She said parents “need to have access to their children’s training environments”. Few gym facilities allow parents to watch.
McCormack also thinks that non-disclosure agreements involving misconduct should be eliminated and that educating athletes and parents about what abuse looks like and how to report violations is mandatory. She also suggested an athlete-led organization with a hotline and disciplinary procedures – similar to those for teachers or doctors – where misconduct is recorded and accessed.
“(National sports organizations) have taken advantage of all the power and all the resources, which has caused immense harm, and I think it is crucial that athletes are given power, resources and a voice in the system. from kids as rec athletes to national team athletes,” McCormack told The Canadian Press. “It’s long overdue.”

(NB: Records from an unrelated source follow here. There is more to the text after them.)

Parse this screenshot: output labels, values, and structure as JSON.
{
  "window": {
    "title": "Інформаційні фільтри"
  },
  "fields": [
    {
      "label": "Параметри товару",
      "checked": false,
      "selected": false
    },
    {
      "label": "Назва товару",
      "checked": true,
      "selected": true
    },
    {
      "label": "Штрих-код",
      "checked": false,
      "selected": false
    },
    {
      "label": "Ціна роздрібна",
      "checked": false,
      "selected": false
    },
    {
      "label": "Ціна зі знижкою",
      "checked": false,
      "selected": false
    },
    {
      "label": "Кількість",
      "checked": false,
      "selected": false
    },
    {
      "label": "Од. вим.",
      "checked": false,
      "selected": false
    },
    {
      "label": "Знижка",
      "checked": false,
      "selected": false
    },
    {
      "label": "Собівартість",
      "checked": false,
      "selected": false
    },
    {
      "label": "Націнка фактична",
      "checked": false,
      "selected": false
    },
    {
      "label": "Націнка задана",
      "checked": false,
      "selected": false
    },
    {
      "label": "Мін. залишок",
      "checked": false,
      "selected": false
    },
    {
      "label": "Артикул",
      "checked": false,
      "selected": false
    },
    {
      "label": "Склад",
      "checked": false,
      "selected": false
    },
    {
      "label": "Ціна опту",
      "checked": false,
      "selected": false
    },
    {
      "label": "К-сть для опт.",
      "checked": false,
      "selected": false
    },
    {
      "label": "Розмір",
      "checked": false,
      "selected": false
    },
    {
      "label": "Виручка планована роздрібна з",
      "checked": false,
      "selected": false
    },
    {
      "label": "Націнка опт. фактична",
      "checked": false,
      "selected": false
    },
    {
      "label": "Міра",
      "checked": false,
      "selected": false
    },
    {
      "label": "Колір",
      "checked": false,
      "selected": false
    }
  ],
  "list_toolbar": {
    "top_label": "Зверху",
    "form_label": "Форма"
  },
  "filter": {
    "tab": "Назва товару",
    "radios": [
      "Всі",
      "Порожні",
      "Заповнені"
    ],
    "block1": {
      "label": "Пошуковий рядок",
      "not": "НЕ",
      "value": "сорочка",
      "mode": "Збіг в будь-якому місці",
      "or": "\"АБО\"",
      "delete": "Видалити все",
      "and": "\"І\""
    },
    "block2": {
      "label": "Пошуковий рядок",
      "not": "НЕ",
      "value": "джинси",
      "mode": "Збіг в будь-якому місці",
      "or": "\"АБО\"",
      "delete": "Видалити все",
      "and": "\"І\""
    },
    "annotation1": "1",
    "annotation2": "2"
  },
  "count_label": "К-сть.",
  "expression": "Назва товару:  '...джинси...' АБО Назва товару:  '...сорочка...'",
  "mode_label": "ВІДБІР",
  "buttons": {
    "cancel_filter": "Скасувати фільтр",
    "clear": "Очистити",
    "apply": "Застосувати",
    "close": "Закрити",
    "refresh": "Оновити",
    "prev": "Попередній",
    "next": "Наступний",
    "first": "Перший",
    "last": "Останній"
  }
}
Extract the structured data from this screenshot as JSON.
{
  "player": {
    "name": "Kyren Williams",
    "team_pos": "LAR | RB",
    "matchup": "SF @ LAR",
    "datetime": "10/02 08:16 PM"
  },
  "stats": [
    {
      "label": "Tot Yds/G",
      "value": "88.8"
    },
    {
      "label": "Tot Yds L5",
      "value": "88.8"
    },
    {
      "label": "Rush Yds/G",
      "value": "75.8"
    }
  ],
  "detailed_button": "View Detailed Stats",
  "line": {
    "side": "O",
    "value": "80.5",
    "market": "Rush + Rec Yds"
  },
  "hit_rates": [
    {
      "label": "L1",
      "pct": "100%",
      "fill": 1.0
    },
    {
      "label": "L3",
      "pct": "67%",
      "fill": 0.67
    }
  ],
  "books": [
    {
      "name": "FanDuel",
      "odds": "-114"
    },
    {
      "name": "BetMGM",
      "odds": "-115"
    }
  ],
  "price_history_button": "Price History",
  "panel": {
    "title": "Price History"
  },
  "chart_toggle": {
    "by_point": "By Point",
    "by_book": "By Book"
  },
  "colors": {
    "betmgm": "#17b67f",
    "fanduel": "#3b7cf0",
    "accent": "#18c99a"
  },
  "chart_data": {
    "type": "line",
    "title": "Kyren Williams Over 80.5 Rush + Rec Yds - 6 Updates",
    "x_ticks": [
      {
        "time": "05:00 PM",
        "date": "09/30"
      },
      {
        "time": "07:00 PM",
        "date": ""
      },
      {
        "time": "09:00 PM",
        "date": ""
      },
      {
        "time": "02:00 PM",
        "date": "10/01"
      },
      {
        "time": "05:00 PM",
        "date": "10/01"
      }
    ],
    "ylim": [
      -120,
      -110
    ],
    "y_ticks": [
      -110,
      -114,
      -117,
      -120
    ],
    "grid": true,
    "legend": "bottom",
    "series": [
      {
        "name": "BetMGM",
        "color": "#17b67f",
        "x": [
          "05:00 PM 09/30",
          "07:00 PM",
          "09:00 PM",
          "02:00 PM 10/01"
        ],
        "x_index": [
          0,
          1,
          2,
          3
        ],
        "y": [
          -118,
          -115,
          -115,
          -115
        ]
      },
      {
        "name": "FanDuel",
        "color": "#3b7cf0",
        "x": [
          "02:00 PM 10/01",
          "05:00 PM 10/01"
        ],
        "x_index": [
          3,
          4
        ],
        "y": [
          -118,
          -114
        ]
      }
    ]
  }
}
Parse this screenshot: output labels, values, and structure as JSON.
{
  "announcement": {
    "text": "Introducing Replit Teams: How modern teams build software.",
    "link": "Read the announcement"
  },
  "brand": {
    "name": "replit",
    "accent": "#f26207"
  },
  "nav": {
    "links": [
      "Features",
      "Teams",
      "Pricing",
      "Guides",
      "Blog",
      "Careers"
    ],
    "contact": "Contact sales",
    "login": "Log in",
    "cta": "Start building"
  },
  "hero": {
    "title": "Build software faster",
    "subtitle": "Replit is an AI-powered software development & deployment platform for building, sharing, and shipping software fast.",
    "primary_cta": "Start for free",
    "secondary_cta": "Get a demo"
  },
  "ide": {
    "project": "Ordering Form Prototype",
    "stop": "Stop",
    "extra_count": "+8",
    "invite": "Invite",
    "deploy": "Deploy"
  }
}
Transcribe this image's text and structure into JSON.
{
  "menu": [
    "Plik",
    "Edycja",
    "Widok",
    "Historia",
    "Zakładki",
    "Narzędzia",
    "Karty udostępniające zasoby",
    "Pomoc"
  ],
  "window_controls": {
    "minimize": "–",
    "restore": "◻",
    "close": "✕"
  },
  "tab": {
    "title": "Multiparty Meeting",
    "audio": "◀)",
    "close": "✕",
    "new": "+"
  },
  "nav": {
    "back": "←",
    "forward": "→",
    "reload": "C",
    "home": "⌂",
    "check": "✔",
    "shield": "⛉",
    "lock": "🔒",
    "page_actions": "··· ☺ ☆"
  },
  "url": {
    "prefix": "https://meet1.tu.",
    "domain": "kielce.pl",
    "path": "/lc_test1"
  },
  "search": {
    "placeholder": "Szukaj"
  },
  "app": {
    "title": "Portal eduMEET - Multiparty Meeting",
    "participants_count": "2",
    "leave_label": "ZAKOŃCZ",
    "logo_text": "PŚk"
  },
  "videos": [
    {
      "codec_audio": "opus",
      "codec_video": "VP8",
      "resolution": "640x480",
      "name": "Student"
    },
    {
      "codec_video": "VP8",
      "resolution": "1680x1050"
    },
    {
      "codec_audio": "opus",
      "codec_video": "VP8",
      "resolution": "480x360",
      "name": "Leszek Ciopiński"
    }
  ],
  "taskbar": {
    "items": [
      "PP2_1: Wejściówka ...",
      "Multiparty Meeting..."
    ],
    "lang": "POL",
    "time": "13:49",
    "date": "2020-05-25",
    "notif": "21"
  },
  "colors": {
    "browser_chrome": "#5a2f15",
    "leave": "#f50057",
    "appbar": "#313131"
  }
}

Kim Shore, a former gymnast and mother of a former gymnast, said she would like to see scales banned from gyms. Gymnasts said public weigh-ins left them with serious emotional scars years later around body image.
She also suggested an offender registry. Several national sport organizations, including Skate Canada and Athletics Canada, have suspended coaches and athletes listed on their websites.
But there are many holes, including the inability to follow the coaches at the grassroots or even at the provincial level. Coaches who are suspended or allowed to quietly leave one club, province or national team can often simply move on to another – or even another sport.
In her proposed 32-page class action lawsuit, Cline alleges that she suffered numerous injuries during training, including back and neck injuries, and broken wrists, hands, fingers and toes. She alleged that her trainer, Vladimir Lashin, stretched her hamstrings too much to the point of ripping them out of her pelvis.
Cline told The Canadian Press that staff at BC Children’s Hospital know her by name.
“It’s a bit telling when they say, ‘Oh, it’s you again, you’re back,'” said Cline, who left the sport aged 14 and is now 32.
Lashin did not respond to a request for comment. He coached Canada’s National Team for the Athens Olympics in 2004. Gymnastics Canada named him National Coach and High Performance Director of the Women’s Artistic Program in 2009. He resigned in 2010.
Sport Canada announced this week that its new Office of the Sport Integrity Commissioner (OSIC) will be operational as of June 20. The office will receive and process individual complaints of violations of the University Code of Conduct to Prevent and Address Abuse in Sport.